═══ PROVIDED DATA ═══

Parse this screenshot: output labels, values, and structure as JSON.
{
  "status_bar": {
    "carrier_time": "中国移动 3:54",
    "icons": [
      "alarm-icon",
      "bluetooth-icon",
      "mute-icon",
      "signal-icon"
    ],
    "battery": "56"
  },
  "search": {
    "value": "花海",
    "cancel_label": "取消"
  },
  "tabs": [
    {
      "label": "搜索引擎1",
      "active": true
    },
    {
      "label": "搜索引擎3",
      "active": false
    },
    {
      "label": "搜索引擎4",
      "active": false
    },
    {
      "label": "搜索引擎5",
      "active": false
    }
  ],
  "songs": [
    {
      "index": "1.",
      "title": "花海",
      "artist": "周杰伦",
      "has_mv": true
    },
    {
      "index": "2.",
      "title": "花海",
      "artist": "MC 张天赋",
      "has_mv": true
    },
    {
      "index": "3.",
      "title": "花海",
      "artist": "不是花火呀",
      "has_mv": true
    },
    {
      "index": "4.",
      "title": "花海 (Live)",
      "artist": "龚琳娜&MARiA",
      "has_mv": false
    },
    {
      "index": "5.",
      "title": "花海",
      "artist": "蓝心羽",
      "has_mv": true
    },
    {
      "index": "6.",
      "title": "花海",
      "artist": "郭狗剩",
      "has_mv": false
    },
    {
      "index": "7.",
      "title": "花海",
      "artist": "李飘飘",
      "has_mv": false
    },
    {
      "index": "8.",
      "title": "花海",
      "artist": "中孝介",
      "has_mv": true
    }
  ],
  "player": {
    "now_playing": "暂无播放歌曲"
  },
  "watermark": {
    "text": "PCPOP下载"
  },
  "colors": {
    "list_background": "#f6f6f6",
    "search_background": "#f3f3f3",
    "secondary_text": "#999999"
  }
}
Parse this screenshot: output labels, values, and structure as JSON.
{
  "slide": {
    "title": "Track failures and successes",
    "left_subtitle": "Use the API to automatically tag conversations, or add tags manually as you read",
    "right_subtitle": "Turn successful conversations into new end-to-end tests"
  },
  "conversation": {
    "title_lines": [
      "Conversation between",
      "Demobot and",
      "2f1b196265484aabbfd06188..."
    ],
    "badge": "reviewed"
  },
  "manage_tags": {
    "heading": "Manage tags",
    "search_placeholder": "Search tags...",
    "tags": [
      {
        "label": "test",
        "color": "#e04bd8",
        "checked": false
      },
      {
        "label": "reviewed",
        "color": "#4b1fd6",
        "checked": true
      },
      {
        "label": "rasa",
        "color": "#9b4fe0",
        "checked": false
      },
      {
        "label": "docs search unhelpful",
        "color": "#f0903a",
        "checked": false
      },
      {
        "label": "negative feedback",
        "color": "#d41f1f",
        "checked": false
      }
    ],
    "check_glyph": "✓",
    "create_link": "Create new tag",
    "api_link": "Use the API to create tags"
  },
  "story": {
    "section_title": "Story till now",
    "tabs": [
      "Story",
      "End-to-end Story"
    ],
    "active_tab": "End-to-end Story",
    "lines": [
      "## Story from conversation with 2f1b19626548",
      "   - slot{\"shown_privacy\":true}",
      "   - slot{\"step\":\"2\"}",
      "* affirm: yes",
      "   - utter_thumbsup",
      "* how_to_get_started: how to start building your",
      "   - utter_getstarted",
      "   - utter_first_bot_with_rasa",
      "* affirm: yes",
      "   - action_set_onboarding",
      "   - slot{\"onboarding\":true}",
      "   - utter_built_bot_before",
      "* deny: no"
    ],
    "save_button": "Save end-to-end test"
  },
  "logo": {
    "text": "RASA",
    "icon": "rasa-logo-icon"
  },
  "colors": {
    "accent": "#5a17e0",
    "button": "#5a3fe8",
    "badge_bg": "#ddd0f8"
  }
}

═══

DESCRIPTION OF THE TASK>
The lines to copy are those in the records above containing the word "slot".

EXERCISE ANSWER>
      "   - slot{\"shown_privacy\":true}",
      "   - slot{\"step\":\"2\"}",
      "   - slot{\"onboarding\":true}",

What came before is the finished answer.